Address: Kärntner Strasse 51, A – Vienna
8. Cafe Sperl
Founded in 1880, Café Sperl near Naschmarkt is considered an insider tip for locals, for a long time it was known as an artist and military café. Today, many writers and artists are represented here who have their regulars' table in Sperl. The café was completely renovated in the 1970s, preserving the traditional atmosphere.
A large selection of daily newspapers is available, and if you feel like it, you can try your luck at one of the three billiard tables. The piano is played on Sundays, and in the summer you can sit in the garden in front of the café. The café is known for its original Viennese cuisine and for its daily homemade pastries.
Address: Gumpendorfer Strasse 11, A – 1060 Vienna
9. Café Schwarzenberg
Ever since it opened in the 19th century, Café Schwarzenberg has not attracted artists and writers, but personalities from business. The interior of Vienna's oldest Ringstrasse café is very traditional. Fine wood, full-length wall mirrors, small tiles on the vaulted high ceiling and imposing Art Deco chandeliers, together with the semi-circular leather armchairs and the stone floor, convey an elegant atmosphere.
The café is particularly popular with tourists. Vernissages, concerts or readings are often held.
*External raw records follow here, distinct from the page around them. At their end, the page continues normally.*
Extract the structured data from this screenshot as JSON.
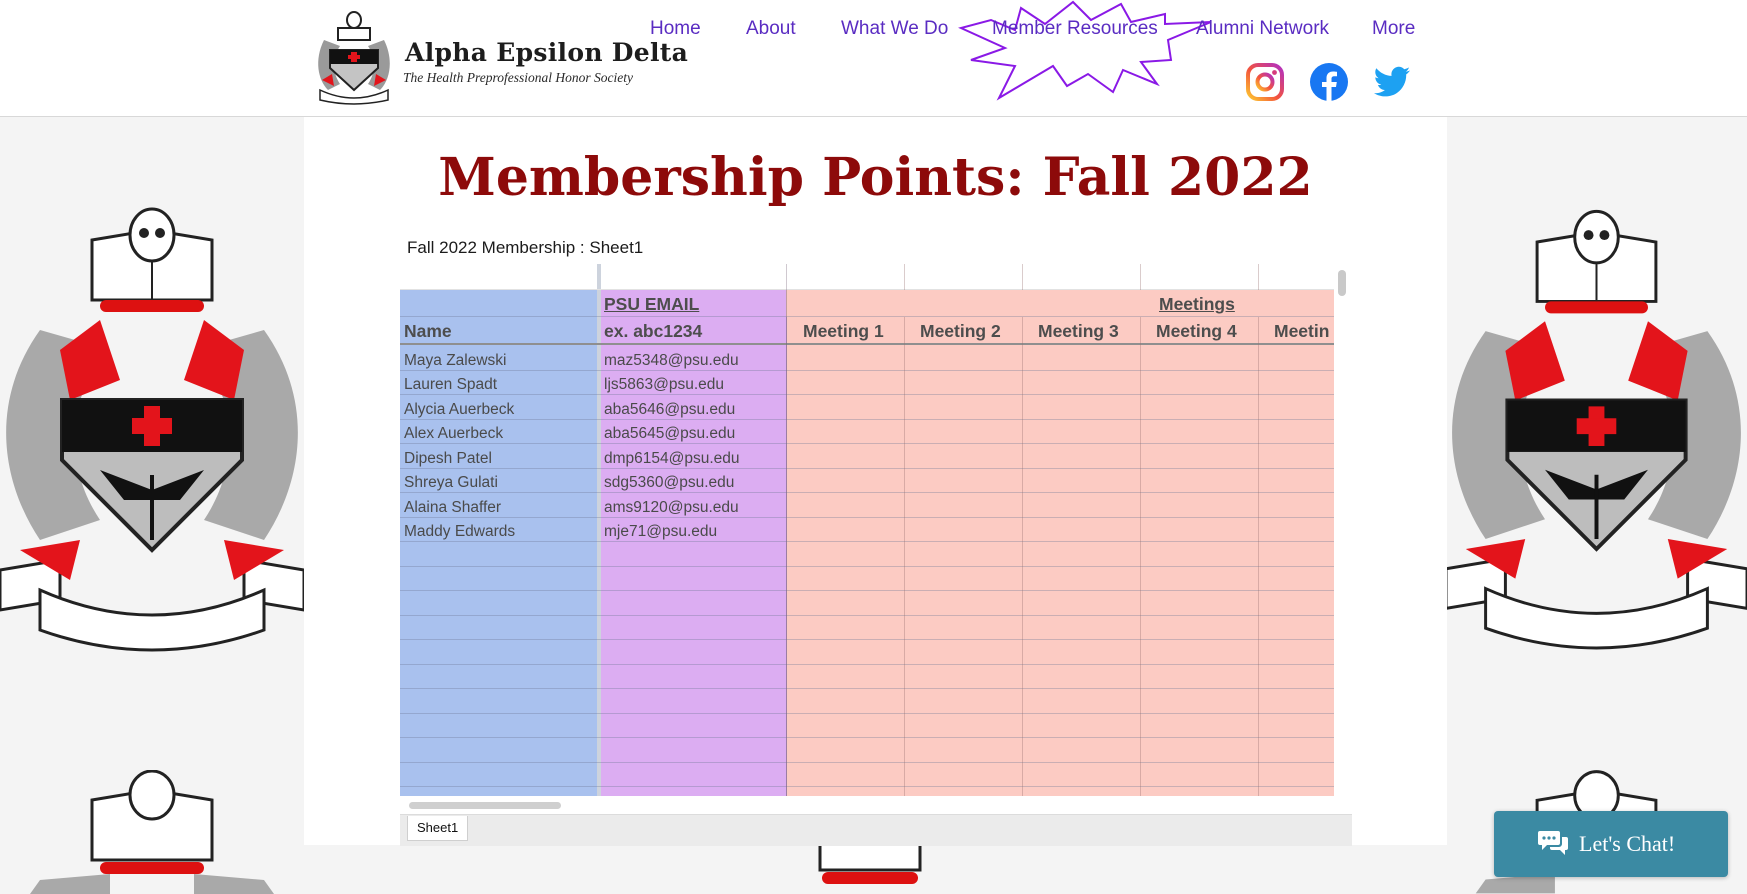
{
  "colors": {
    "nav": "#5a2cc2",
    "title": "#8d0a0a",
    "name_column": "#a9c1ee",
    "email_column": "#dcadf2",
    "meetings_column": "#fccbc3",
    "chat_button": "#3b8aa3"
  },
  "header": {
    "logo": {
      "name": "Alpha Epsilon Delta",
      "tagline": "The Health Preprofessional Honor Society",
      "icon": "crest-icon"
    },
    "nav": [
      {
        "label": "Home"
      },
      {
        "label": "About"
      },
      {
        "label": "What We Do"
      },
      {
        "label": "Member Resources"
      },
      {
        "label": "Alumni Network"
      },
      {
        "label": "More"
      }
    ],
    "social": [
      "instagram-icon",
      "facebook-icon",
      "twitter-icon"
    ]
  },
  "main": {
    "title": "Membership Points: Fall 2022",
    "sheet_title": "Fall 2022 Membership : Sheet1",
    "sheet": {
      "header_row_1": {
        "email_title": "PSU EMAIL",
        "meetings_title": "Meetings"
      },
      "header_row_2": {
        "name": "Name",
        "email_example": "ex. abc1234",
        "meetings": [
          "Meeting 1",
          "Meeting 2",
          "Meeting 3",
          "Meeting 4",
          "Meetin"
        ]
      },
      "rows": [
        {
          "name": "Maya Zalewski",
          "email": "maz5348@psu.edu"
        },
        {
          "name": "Lauren Spadt",
          "email": "ljs5863@psu.edu"
        },
        {
          "name": "Alycia Auerbeck",
          "email": "aba5646@psu.edu"
        },
        {
          "name": "Alex Auerbeck",
          "email": "aba5645@psu.edu"
        },
        {
          "name": "Dipesh Patel",
          "email": "dmp6154@psu.edu"
        },
        {
          "name": "Shreya Gulati",
          "email": "sdg5360@psu.edu"
        },
        {
          "name": "Alaina Shaffer",
          "email": "ams9120@psu.edu"
        },
        {
          "name": "Maddy Edwards",
          "email": "mje71@psu.edu"
        }
      ],
      "tab_label": "Sheet1"
    }
  },
  "chat": {
    "label": "Let's Chat!",
    "icon": "chat-bubbles-icon"
  }
}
The menu features fresh pastries every day as well as various Viennese specialties.
Address: Kärntner Ring 17, A – 1010 Vienna
10. Café Frauenhuber
The building in which the traditional Frauenhuber coffee house is located dates back to 1746. Wolfgang Amadeus Mozart and Ludwig van Beethoven personally played table music for the guests here in November 1788.
The café has been run under the Frauenhuber name since 1891. It is one of the oldest of its kind in Vienna and is considered to be the oldest café that is still continuously operated as a Viennese coffee house. In summer, chairs are set up in front of the café.
Address: Himmelpfortgasse 6, A – 1010 Vienna